Page Banner

United States Department of Agriculture

Agricultural Research Service

Title: Occurrence and Cross-Infection of Phytophthora Infestans on Hairy Nightshade (Solanum Sarrachoides) and Potato (Solanum Tuberosum) in Maine

Authors
item Olanya, Modesto
item Lambert, D - UNIVERSITY OF MAINE
item Plant, A - UNIVERSITY OF MAINE

Submitted to: Canadian Journal of Plant Pathology
Publication Type: Research Notes
Publication Acceptance Date: May 2, 2005
Publication Date: September 1, 2005
Citation: Olanya, O.M., Lambert, D.H., Plant, A.B. 2005. Occurrence and cross-infection of phytophthora infestans on hairy nightshade (solanum sarrachoides) and potato (solanum tuberosum) in maine. Canadian Journal of Plant Pathology. v 27: p458-460.

Interpretive Summary: Late blight, caused by Phytophthora infestans, is a significant potato disease in all potato growing regions of the world. Identification of additional hosts is critical for understanding potential sources of inoculum. In 2004, late blight was observed on leaves and stems of hairy nightshade (Solanum sarrachoides Sendt,) a common weed in many potato fields in Maine. Diseased nightshade plants were detected in two of eighteen locations having potato late blight. Lesions from diseased nightshade leaves ranged from 0.25 to 9 cm2 and on diseased stems ranged from 4.5 to 13.8 cm. Isolations of diseased samples, and microscopic observations confirmed the presence of P.infestans. Based on allozyme analysis, representative isolates of P. infestans from hairy nightshade were identified as the US 8 genotype. Diseased leaves from nightshade were shown to cause disease on potato leaves and tubers. Similarly, P. infestans from potato caused disease on nightshade. These results suggest that hairy nightshade may be involved in the perpetuation of late blight in potato. Management practices for controlling hairy nightshade should be followed for potato production.

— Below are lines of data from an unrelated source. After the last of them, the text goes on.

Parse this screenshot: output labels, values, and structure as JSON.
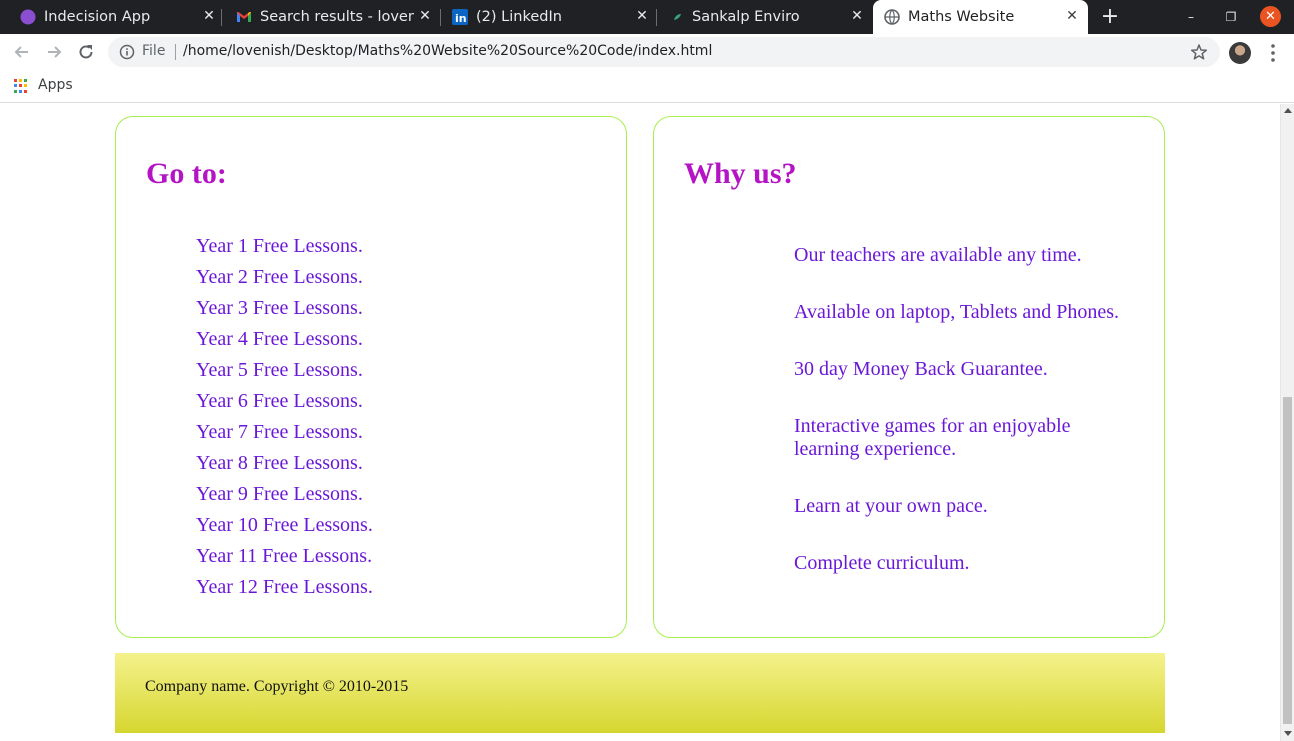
{
  "browser": {
    "tabs": [
      {
        "title": "Indecision App",
        "icon": "purple-circle-icon",
        "active": false
      },
      {
        "title": "Search results - lovenish",
        "icon": "gmail-icon",
        "active": false
      },
      {
        "title": "(2) LinkedIn",
        "icon": "linkedin-icon",
        "active": false
      },
      {
        "title": "Sankalp Enviro",
        "icon": "leaf-icon",
        "active": false
      },
      {
        "title": "Maths Website",
        "icon": "globe-icon",
        "active": true
      }
    ],
    "new_tab": "+",
    "window_controls": {
      "minimize": "–",
      "restore": "❐",
      "close": "✕"
    },
    "address": {
      "scheme_label": "File",
      "url": "/home/lovenish/Desktop/Maths%20Website%20Source%20Code/index.html"
    },
    "bookmarks": {
      "apps_label": "Apps"
    }
  },
  "page": {
    "goto": {
      "heading": "Go to:",
      "items": [
        "Year 1 Free Lessons.",
        "Year 2 Free Lessons.",
        "Year 3 Free Lessons.",
        "Year 4 Free Lessons.",
        "Year 5 Free Lessons.",
        "Year 6 Free Lessons.",
        "Year 7 Free Lessons.",
        "Year 8 Free Lessons.",
        "Year 9 Free Lessons.",
        "Year 10 Free Lessons.",
        "Year 11 Free Lessons.",
        "Year 12 Free Lessons."
      ]
    },
    "why": {
      "heading": "Why us?",
      "items": [
        "Our teachers are available any time.",
        "Available on laptop, Tablets and Phones.",
        "30 day Money Back Guarantee.",
        "Interactive games for an enjoyable learning experience.",
        "Learn at your own pace.",
        "Complete curriculum."
      ]
    },
    "footer": {
      "text": "Company name. Copyright © 2010-2015"
    }
  },
  "colors": {
    "heading": "#b414c4",
    "link": "#6a18d8",
    "panel_border": "#a8ef50",
    "footer_top": "#f4f28c",
    "footer_bottom": "#d6d630"
  }
}
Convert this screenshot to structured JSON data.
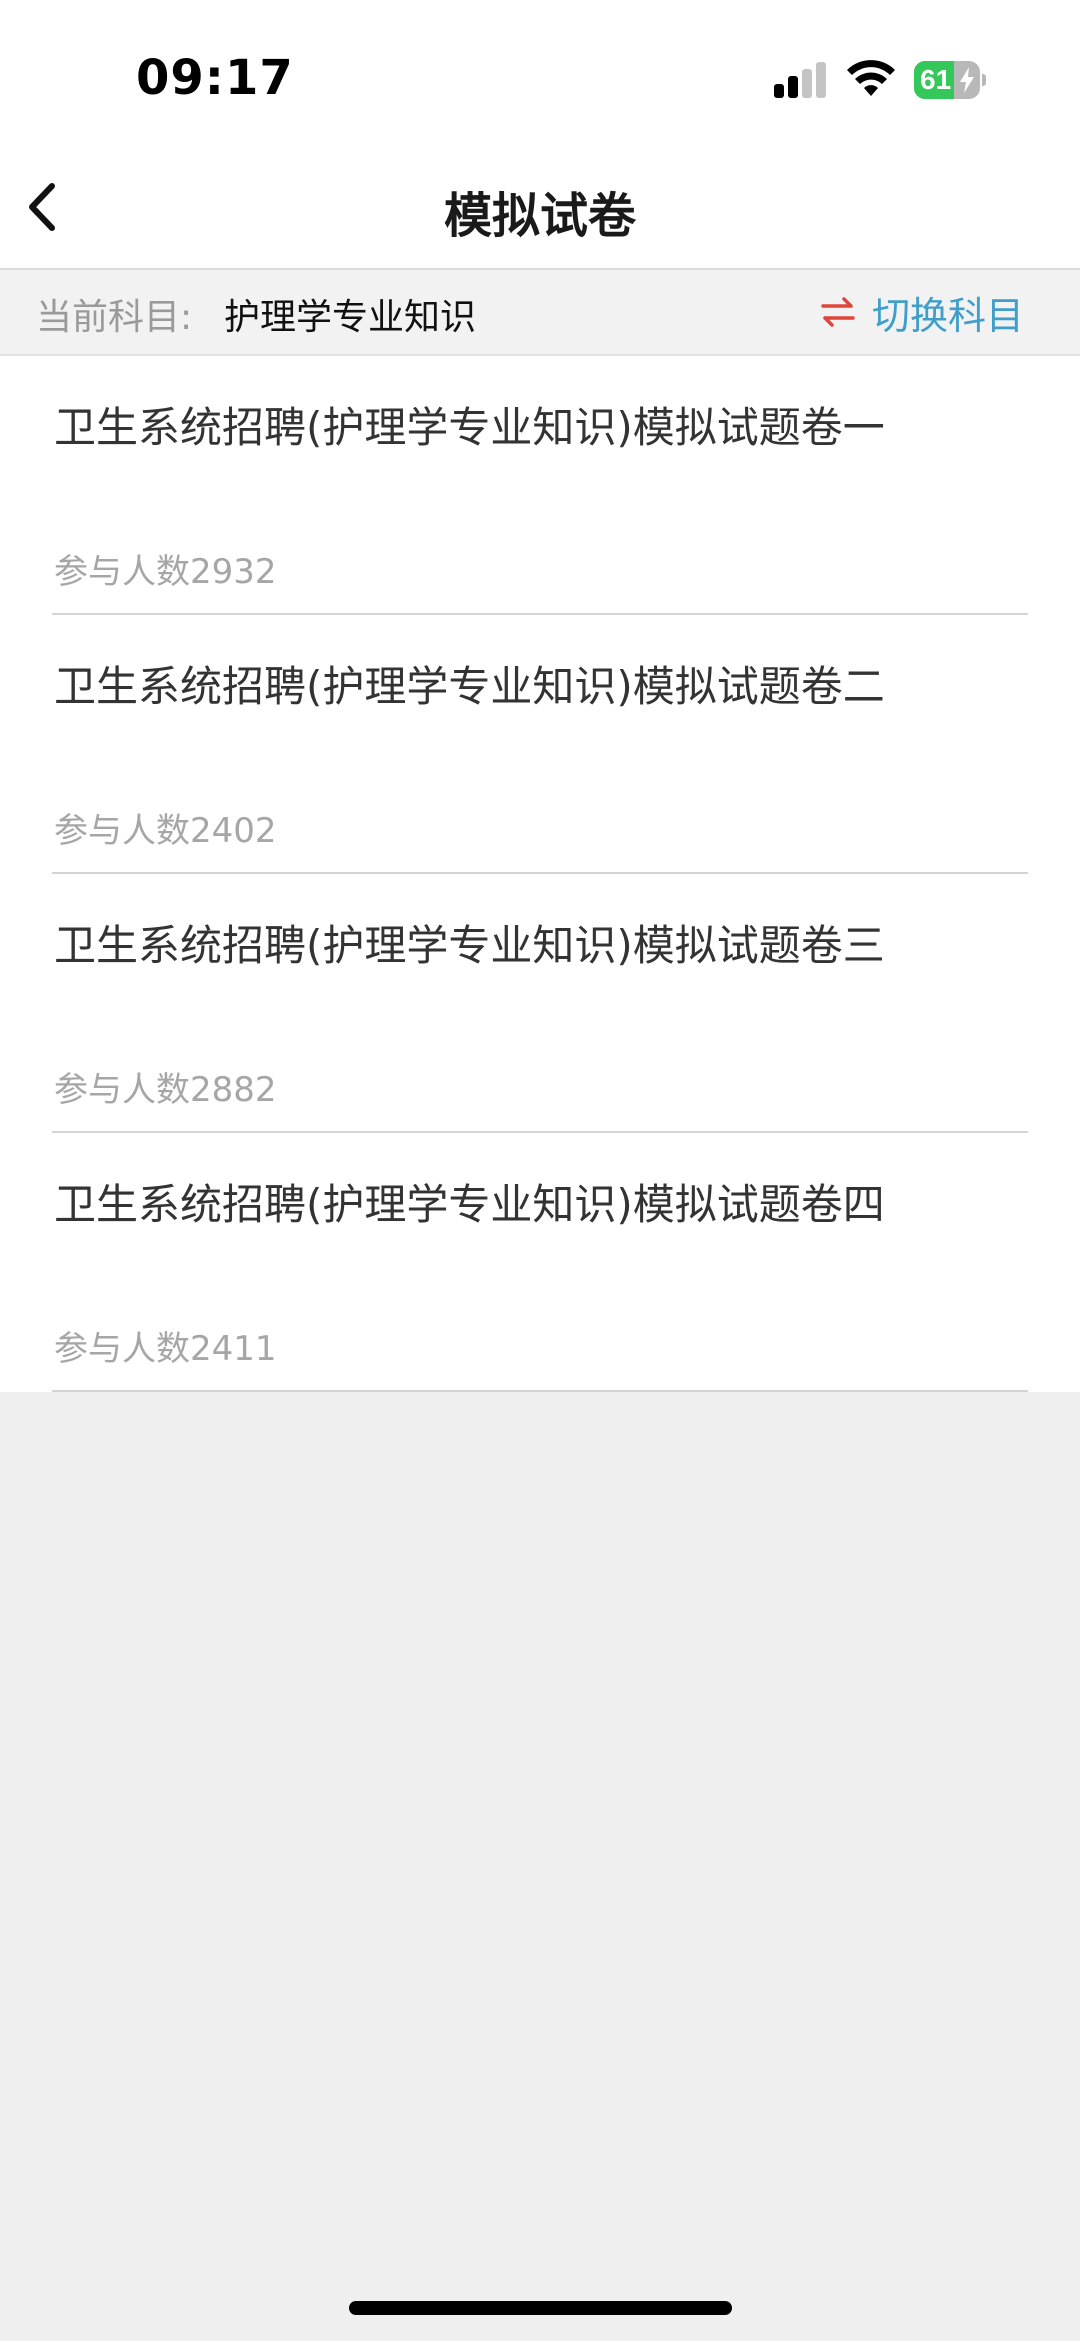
{
  "status_bar": {
    "time": "09:17",
    "battery_level": 61,
    "battery_label": "61"
  },
  "nav": {
    "title": "模拟试卷",
    "back_icon": "chevron-left-icon"
  },
  "subject": {
    "label": "当前科目:",
    "value": "护理学专业知识",
    "switch_label": "切换科目",
    "switch_icon": "swap-arrows-icon",
    "switch_icon_color": "#e0453a",
    "switch_label_color": "#3f9fca"
  },
  "papers": [
    {
      "title": "卫生系统招聘(护理学专业知识)模拟试题卷一",
      "count": "参与人数2932"
    },
    {
      "title": "卫生系统招聘(护理学专业知识)模拟试题卷二",
      "count": "参与人数2402"
    },
    {
      "title": "卫生系统招聘(护理学专业知识)模拟试题卷三",
      "count": "参与人数2882"
    },
    {
      "title": "卫生系统招聘(护理学专业知识)模拟试题卷四",
      "count": "参与人数2411"
    }
  ]
}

Technical Abstract: Late blight, caused by Phytophthora infestans, is a significant potato disease in all potato growing regions of the world. Identification of additional hosts is critical for understanding potential sources of inoculum. In 2004, late blight was observed on leaves and stems of hairy nightshade (Solanum sarrachoides Sendt), a common weed in many potato fields in Maine. Diseased nightshade plants were detected in two of eighteen locations having potato late blight. Lesions from diseased nightshade leaves ranged from 0.25 to 9 cm2 and on diseased stems ranged from 4.5 to 13.8 cm. Isolations of diseased samples, and microscopic observations confirmed the presence of P.infestans. Based on allozyme analysis, representative isolates of P. infestans from hairy nightshade were identified as the US 8 genotype. Cross-infection of nightshade and potato leaves (Shepody), as well as potato tubers (Yukon Gold) was obtained with both hairy nightshade and potato inoculum sources. The frequency of infection of hairy nightshade and potato at 18 C was 50 and 67% respectively, when the inoculum source was hairy nightshade, and 73 and 83% when the inoculum source was potato. This is the first report to demonstrate that hairy nightshade can serve as an alternate host and inoculum source of P. infestans to potato in Maine. Management practices to control hairy nightshade should be followed for potato production.

Last Modified: 10/21/2014
Footer Content Back to Top of Page